Aim of the task:
The copy you give must match the records exactly, except that it holds no images.
Content starts
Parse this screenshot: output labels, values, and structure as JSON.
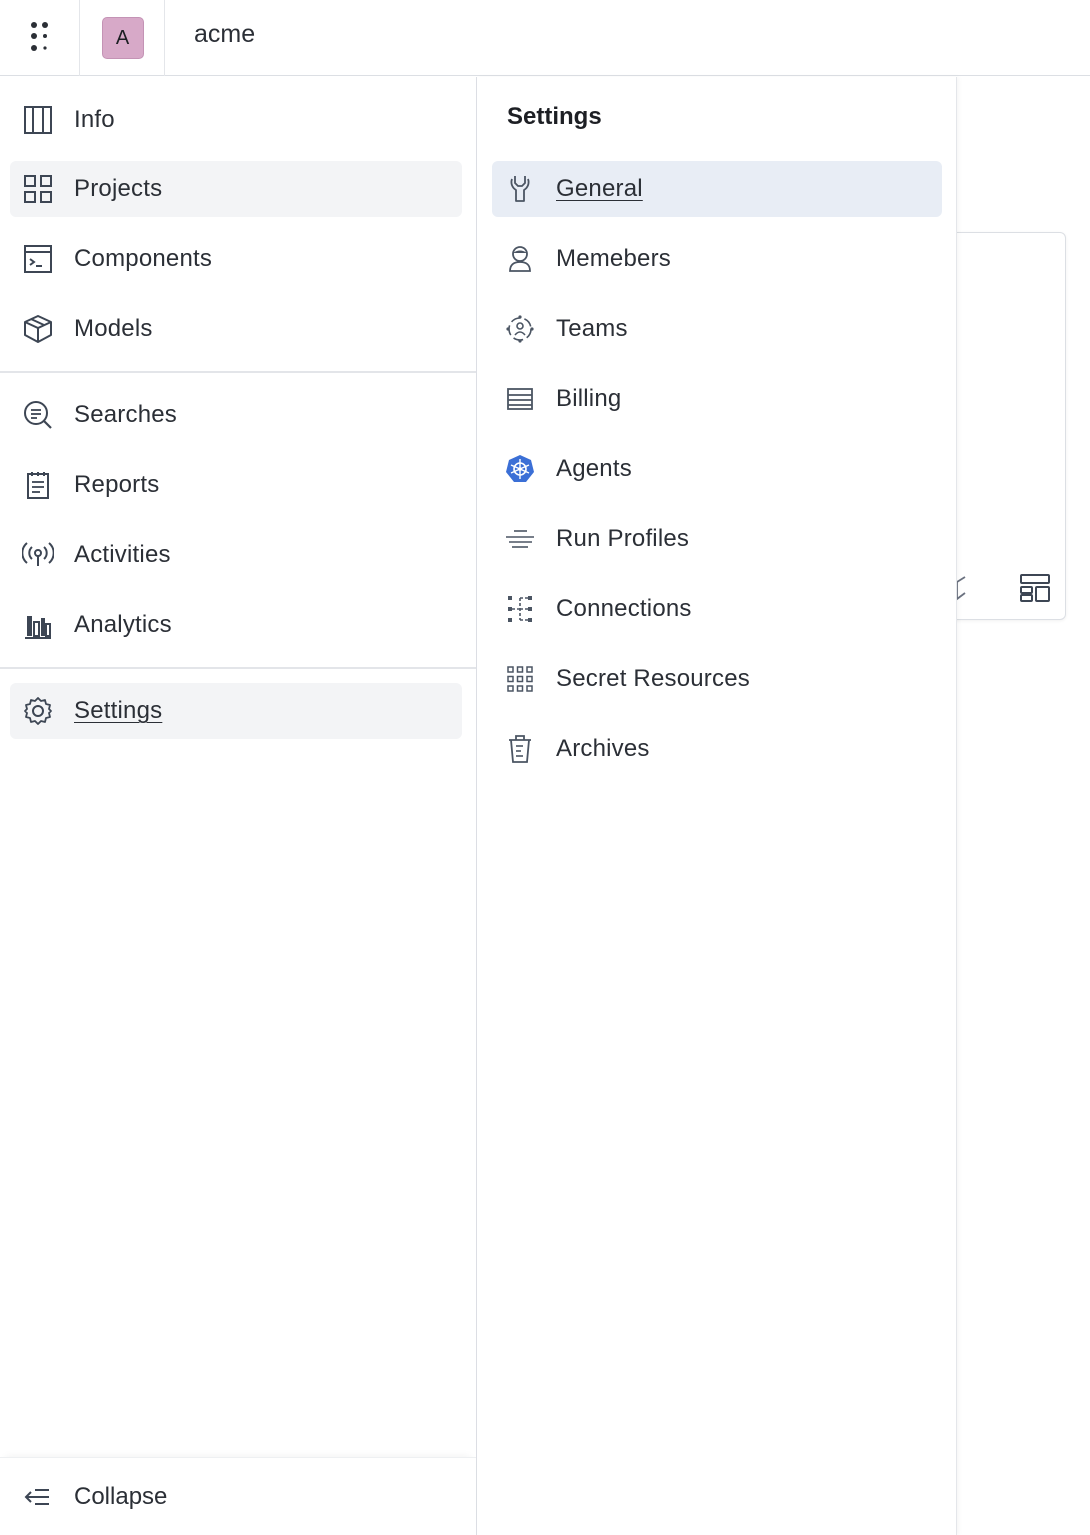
{
  "topbar": {
    "org_initial": "A",
    "org_name": "acme"
  },
  "sidebar": {
    "items": [
      {
        "label": "Info",
        "icon": "panel-columns-icon"
      },
      {
        "label": "Projects",
        "icon": "grid-icon",
        "active": true
      },
      {
        "label": "Components",
        "icon": "terminal-window-icon"
      },
      {
        "label": "Models",
        "icon": "cube-icon"
      },
      {
        "label": "Searches",
        "icon": "search-document-icon"
      },
      {
        "label": "Reports",
        "icon": "report-icon"
      },
      {
        "label": "Activities",
        "icon": "broadcast-icon"
      },
      {
        "label": "Analytics",
        "icon": "analytics-icon"
      },
      {
        "label": "Settings",
        "icon": "gear-icon",
        "active": true
      }
    ],
    "collapse_label": "Collapse"
  },
  "settings_menu": {
    "title": "Settings",
    "items": [
      {
        "label": "General",
        "icon": "wrench-icon",
        "active": true
      },
      {
        "label": "Memebers",
        "icon": "user-icon"
      },
      {
        "label": "Teams",
        "icon": "team-icon"
      },
      {
        "label": "Billing",
        "icon": "billing-icon"
      },
      {
        "label": "Agents",
        "icon": "kubernetes-icon"
      },
      {
        "label": "Run Profiles",
        "icon": "run-profiles-icon"
      },
      {
        "label": "Connections",
        "icon": "connections-icon"
      },
      {
        "label": "Secret Resources",
        "icon": "dots-grid-icon"
      },
      {
        "label": "Archives",
        "icon": "trash-icon"
      }
    ]
  },
  "colors": {
    "avatar_bg": "#d7a9c8",
    "active_nav_bg": "#f3f4f6",
    "active_sub_bg": "#e8edf5",
    "agents_icon": "#3b6fd6"
  }
}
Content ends
Answer box:
Parse this screenshot: output labels, values, and structure as JSON.
{
  "topbar": {
    "org_initial": "A",
    "org_name": "acme"
  },
  "sidebar": {
    "items": [
      {
        "label": "Info",
        "icon": "panel-columns-icon"
      },
      {
        "label": "Projects",
        "icon": "grid-icon",
        "active": true
      },
      {
        "label": "Components",
        "icon": "terminal-window-icon"
      },
      {
        "label": "Models",
        "icon": "cube-icon"
      },
      {
        "label": "Searches",
        "icon": "search-document-icon"
      },
      {
        "label": "Reports",
        "icon": "report-icon"
      },
      {
        "label": "Activities",
        "icon": "broadcast-icon"
      },
      {
        "label": "Analytics",
        "icon": "analytics-icon"
      },
      {
        "label": "Settings",
        "icon": "gear-icon",
        "active": true
      }
    ],
    "collapse_label": "Collapse"
  },
  "settings_menu": {
    "title": "Settings",
    "items": [
      {
        "label": "General",
        "icon": "wrench-icon",
        "active": true
      },
      {
        "label": "Memebers",
        "icon": "user-icon"
      },
      {
        "label": "Teams",
        "icon": "team-icon"
      },
      {
        "label": "Billing",
        "icon": "billing-icon"
      },
      {
        "label": "Agents",
        "icon": "kubernetes-icon"
      },
      {
        "label": "Run Profiles",
        "icon": "run-profiles-icon"
      },
      {
        "label": "Connections",
        "icon": "connections-icon"
      },
      {
        "label": "Secret Resources",
        "icon": "dots-grid-icon"
      },
      {
        "label": "Archives",
        "icon": "trash-icon"
      }
    ]
  },
  "colors": {
    "avatar_bg": "#d7a9c8",
    "active_nav_bg": "#f3f4f6",
    "active_sub_bg": "#e8edf5",
    "agents_icon": "#3b6fd6"
  }
}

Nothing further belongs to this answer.